- **The data**
*** Begin section ***

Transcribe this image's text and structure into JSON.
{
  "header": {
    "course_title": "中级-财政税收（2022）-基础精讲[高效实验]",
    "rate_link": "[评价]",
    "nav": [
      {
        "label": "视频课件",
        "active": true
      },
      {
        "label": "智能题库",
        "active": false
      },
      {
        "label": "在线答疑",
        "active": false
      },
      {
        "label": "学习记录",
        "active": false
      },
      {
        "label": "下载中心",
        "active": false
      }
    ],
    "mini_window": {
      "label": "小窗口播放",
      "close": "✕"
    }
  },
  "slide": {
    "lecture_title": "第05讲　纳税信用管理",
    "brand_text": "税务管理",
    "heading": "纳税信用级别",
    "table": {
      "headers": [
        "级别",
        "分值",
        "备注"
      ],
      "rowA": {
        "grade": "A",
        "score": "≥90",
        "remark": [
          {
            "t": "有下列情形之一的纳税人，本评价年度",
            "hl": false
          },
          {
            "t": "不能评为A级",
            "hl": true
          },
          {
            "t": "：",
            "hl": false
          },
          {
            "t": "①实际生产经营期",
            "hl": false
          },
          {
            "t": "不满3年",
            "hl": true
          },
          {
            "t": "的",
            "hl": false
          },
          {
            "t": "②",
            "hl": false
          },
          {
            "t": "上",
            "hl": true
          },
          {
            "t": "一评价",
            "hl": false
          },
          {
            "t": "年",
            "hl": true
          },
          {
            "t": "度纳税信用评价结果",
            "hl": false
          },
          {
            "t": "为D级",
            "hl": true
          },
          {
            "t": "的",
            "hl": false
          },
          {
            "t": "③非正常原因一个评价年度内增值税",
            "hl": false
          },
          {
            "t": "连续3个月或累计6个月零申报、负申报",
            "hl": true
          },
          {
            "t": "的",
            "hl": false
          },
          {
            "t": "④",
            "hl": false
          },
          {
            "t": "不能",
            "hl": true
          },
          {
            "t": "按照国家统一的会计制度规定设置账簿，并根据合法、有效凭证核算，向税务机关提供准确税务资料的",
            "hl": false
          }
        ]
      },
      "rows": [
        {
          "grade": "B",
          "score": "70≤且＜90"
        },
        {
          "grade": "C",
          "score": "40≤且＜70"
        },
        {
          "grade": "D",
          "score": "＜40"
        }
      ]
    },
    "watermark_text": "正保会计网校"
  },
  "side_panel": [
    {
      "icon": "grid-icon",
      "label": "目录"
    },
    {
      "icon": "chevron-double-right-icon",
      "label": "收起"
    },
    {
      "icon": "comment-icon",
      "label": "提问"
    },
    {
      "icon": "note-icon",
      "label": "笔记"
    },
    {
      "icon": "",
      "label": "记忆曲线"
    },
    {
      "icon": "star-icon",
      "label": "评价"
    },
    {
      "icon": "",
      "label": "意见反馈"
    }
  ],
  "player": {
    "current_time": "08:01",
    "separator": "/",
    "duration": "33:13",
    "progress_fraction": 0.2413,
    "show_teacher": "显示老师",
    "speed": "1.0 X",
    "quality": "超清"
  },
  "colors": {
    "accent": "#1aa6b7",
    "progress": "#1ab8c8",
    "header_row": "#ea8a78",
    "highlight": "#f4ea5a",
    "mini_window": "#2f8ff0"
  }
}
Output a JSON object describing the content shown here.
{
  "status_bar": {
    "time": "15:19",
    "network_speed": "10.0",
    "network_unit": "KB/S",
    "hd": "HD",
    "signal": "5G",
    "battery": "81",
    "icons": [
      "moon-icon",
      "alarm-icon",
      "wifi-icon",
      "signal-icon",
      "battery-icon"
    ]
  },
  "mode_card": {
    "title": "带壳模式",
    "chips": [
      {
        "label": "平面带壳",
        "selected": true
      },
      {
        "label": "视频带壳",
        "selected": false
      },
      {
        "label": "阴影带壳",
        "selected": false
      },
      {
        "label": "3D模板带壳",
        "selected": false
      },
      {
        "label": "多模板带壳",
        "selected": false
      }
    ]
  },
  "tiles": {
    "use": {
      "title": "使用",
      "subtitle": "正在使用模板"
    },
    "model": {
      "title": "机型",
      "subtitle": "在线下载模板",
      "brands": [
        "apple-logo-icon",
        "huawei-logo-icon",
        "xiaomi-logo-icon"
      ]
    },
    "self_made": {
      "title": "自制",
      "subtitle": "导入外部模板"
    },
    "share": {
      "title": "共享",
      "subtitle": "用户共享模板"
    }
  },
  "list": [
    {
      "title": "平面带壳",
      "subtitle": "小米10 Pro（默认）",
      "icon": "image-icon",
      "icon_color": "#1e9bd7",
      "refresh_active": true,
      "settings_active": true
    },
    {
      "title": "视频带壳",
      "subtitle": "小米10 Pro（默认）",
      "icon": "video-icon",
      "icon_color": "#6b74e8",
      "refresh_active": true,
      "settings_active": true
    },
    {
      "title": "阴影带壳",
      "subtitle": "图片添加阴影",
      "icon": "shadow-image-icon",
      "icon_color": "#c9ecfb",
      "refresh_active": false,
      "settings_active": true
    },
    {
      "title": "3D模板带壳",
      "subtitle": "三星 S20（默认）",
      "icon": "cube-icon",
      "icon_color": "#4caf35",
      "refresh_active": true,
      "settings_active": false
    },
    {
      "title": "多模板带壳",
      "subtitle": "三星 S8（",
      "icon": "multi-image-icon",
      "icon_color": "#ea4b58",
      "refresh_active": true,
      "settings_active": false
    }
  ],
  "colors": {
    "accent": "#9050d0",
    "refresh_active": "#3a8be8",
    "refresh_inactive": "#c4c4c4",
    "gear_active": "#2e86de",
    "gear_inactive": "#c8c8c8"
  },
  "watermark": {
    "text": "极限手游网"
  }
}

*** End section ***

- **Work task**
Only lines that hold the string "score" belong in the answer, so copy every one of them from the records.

- **Answer to the problem**
        "score": "≥90",
          "score": "70≤且＜90"
          "score": "40≤且＜70"
          "score": "＜40"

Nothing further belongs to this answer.